When wig 11 is placed upon the head, the hair of one row of hair 13 is folded away from adjacent row of hair, to expose a row of apertures 18. The wearer or a helper then extracts the hair 20 from the head through apertures 18 by using a hooked needle, such as a crochet needle. When one row of apertures 18 has been filled with human hair, the next row of wig hair 13 is then folded yaway from its next adjacent row of wig hair, and the process is repeated, until all or substantially all of apertures 18 have been filled with human hair extending from the head. At this point, the wig hair and human hair are blended, as desired by the wearer, until a proper hair style is created.

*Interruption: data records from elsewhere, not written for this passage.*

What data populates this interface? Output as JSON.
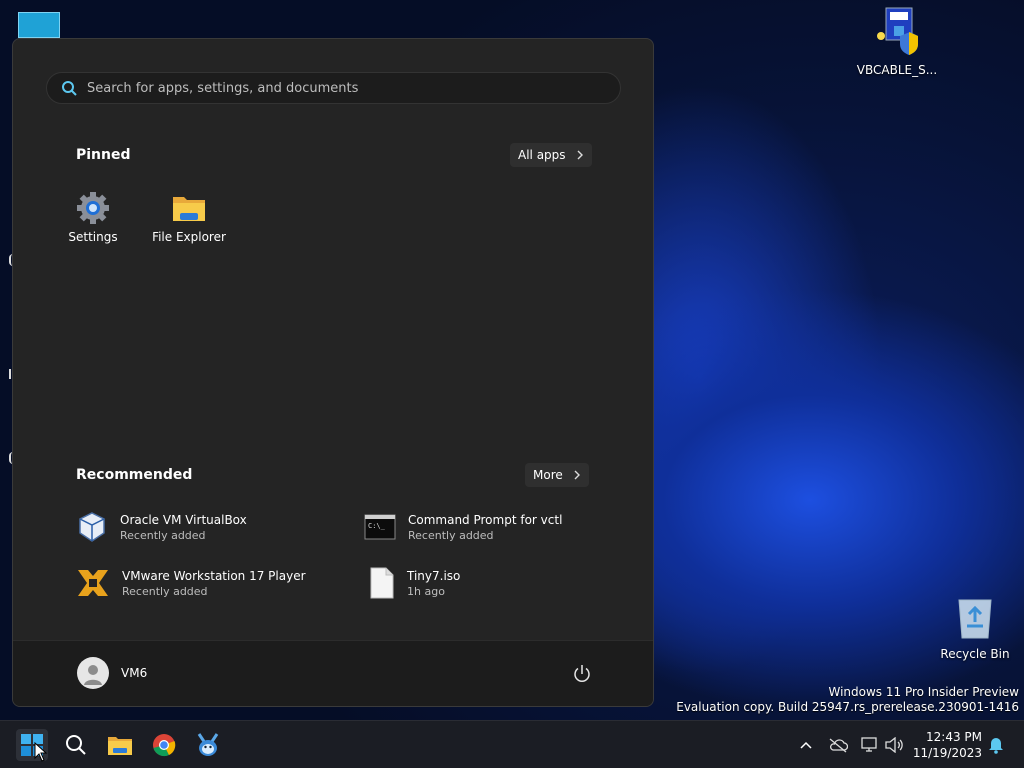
{
  "desktop": {
    "icons": [
      {
        "label": "VBCABLE_S..."
      },
      {
        "label": "Recycle Bin"
      }
    ]
  },
  "start_menu": {
    "search": {
      "placeholder": "Search for apps, settings, and documents"
    },
    "pinned": {
      "title": "Pinned",
      "all_apps_label": "All apps",
      "apps": [
        {
          "label": "Settings",
          "icon": "gear-icon"
        },
        {
          "label": "File Explorer",
          "icon": "folder-icon"
        }
      ]
    },
    "recommended": {
      "title": "Recommended",
      "more_label": "More",
      "items": [
        {
          "name": "Oracle VM VirtualBox",
          "sub": "Recently added",
          "icon": "virtualbox-icon"
        },
        {
          "name": "Command Prompt for vctl",
          "sub": "Recently added",
          "icon": "terminal-icon"
        },
        {
          "name": "VMware Workstation 17 Player",
          "sub": "Recently added",
          "icon": "vmware-icon"
        },
        {
          "name": "Tiny7.iso",
          "sub": "1h ago",
          "icon": "file-icon"
        }
      ]
    },
    "footer": {
      "user_name": "VM6"
    }
  },
  "watermark": {
    "line1": "Windows 11 Pro Insider Preview",
    "line2": "Evaluation copy. Build 25947.rs_prerelease.230901-1416"
  },
  "taskbar": {
    "clock": {
      "time": "12:43 PM",
      "date": "11/19/2023"
    }
  },
  "colors": {
    "accent": "#0078d4",
    "menu_bg": "#242424",
    "taskbar_bg": "#1b1d24"
  }
}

By extracting the human hair through the apertures of base member 12, the mass of human hair is removed from between base 12 and scalp of the wearer, which eliminates the lumpy feeling occasionally encountered when wearing a wig, and the base member of the wig is drawn closer to the scalp of the wearer, thereby creating the sensation that the base member 12 is adjacent the scalp of the lnvearer. Thus, the wig is more comfortably worn on the Since the human hair extends through base member 12 and is mingled with the wig hair, the wearer of the wig will have confidence that if the wig hair is pulled or if the base member is accidentally jarred on her head, the wig will be not be dislodged or come off her head.
The color of the wig h-air can be chosen to match that of the wearer, or in contrast to that of the wearer. When the wig hair is in contrast to that of the wearer, a variegated or frosted appearance will be created when the human hair is drawn through base member 12 of wig 11. Of course, when the wig hair is'a color that matches the human hair, the wearing of the wig will result in a much thicker appearing head of hair.
While wig 11 has been disclosed primarily as a vehicle for blending wig hair with human hair, wig 11 can also be worn as a head covering which covers all of the human hair or as a conventional wig.
While base member 12 has been disclosed as being in open weave material dening holes 18, it should be understood that the base member can be fabricated of various other materials, including a net-like material, so that holes appear throughout the entire base member. With this arrangement, the hair'of the wearer can be more readily drawn through the base member.
1. A head covering for adding additional hair material to the natural hair extending from the head, said head covering comprising a base sheet sized and shaped to generally conform to the shape of the head, wig hair extending from the outer convex surface of said base sheet, and a plurality of openings defined in said base sheet for receiving natural hair from the head, wherein said head covering is placed upon the head and the natural hair of the head is drawn through the openings and mixed with the wig hair of the head covering whereby the natural hair anchors the covering to the head.
2. The invention of claim 1 wherein said wig hair is placed generally in circular arrangement in rows of hair about the base member, and said openings being generally equally spaced apart from one another between the rows of hair.
3. The invention of claim 2 wherein the rows of hair are spaced apart a distance sufficient to allow the hair of adjacent rows to be folded apart to expose the openings between the rows of hair, and the openings are of a size suicient to pull hair of a person wearing the wig through the openings.